Following a new round of appeals, Montgomery County judge Stanley R. Ott has upheld his 2004 decision to permit the Barnes Foundation to move its multibillion-dollar art collection from Merion, Pennsylvania, to Philadelphia and has ordered the petitioners to cover a portion of the fees and costs accrued by the foundation in defending the move, the Delaware County Daily Times reports.
Among other things, the petitioners — including the Friends of the Barnes Foundation and Richard Ralph Feudale, author of a recent book on the Barnes collection — argued that then-attorney general Mike Fisher had "forfeited his neutrality" by not making clear his role in the foundation's efforts to alter Dr. Albert Barnes's directive to keep, in perpetuity, the collection of masterworks he had amassed in its original location. Fisher's role in the negotiations was revealed in the 2009 documentary film the Art of the Steal, in which Fisher and former Pennsylvania governor Ed Rendell discussed how they persuaded the trustees of Lincoln University, a key stakeholder in the decision, to change their position against the move.
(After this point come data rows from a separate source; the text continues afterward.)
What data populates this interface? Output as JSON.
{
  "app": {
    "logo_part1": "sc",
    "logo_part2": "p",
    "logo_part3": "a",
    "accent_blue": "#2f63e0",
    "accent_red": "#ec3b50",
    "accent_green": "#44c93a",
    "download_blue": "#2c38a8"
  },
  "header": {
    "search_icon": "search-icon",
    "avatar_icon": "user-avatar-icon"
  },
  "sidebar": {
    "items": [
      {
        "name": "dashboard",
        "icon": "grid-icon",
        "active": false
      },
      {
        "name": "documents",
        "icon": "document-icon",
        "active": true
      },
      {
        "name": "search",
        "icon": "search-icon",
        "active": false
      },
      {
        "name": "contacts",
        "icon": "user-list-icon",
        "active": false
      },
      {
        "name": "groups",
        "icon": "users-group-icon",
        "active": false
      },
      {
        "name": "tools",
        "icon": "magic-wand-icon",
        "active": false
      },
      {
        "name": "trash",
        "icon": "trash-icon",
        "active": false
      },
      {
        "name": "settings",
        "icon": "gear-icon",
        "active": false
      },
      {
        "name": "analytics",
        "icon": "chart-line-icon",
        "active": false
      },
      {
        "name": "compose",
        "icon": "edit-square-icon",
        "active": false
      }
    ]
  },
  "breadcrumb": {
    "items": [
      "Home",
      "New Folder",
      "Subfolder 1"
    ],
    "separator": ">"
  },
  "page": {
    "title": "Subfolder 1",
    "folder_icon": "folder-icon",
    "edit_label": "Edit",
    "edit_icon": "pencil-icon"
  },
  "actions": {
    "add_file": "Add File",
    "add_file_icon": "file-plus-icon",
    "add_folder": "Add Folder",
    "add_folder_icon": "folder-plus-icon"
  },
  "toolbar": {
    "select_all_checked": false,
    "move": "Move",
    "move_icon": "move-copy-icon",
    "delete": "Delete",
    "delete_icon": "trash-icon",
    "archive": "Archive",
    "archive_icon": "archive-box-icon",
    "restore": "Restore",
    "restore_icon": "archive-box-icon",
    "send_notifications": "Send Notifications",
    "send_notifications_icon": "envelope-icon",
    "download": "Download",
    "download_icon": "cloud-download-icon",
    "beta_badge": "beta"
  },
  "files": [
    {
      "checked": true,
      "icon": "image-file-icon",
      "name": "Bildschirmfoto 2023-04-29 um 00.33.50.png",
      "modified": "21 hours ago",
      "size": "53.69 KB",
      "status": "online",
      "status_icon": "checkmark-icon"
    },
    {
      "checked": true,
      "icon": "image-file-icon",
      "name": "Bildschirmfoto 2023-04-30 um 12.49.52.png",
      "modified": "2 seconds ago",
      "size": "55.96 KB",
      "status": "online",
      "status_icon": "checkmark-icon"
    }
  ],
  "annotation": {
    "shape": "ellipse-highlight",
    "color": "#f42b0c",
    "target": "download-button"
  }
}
In so doing, the petitioners argued, Fisher overstepped his authority, giving Ott cause to reopen the case.
However, in a ten-page order, Ott said he found no basis to explore the "new evidence" of improper conduct by the attorney general's office and added that in August, when the parties convened to present their arguments on the preliminary objections, deputy attorney general Lawrence Barth rejected the petition's argument that the attorney general's office had a duty to remain neutral, adding that it is the duty of the AG's office to represent "the interest of the general public and [that it] must act in furtherance of that interest."
Although it would appear as if a final verdict has been rendered, the Daily Times reports that the long-running case might not be over. Indeed, Friends of the Barnes attorney Samuel Stretton indicated in August that he would appeal an unfavorable decision. Even so, Barnes Foundation executive director and president Derek Gillman said that he was "extremely pleased with the judge's decision," and that he "looks forward to the public opening of the Barnes Foundation's Philadelphia campus [in the spring.]"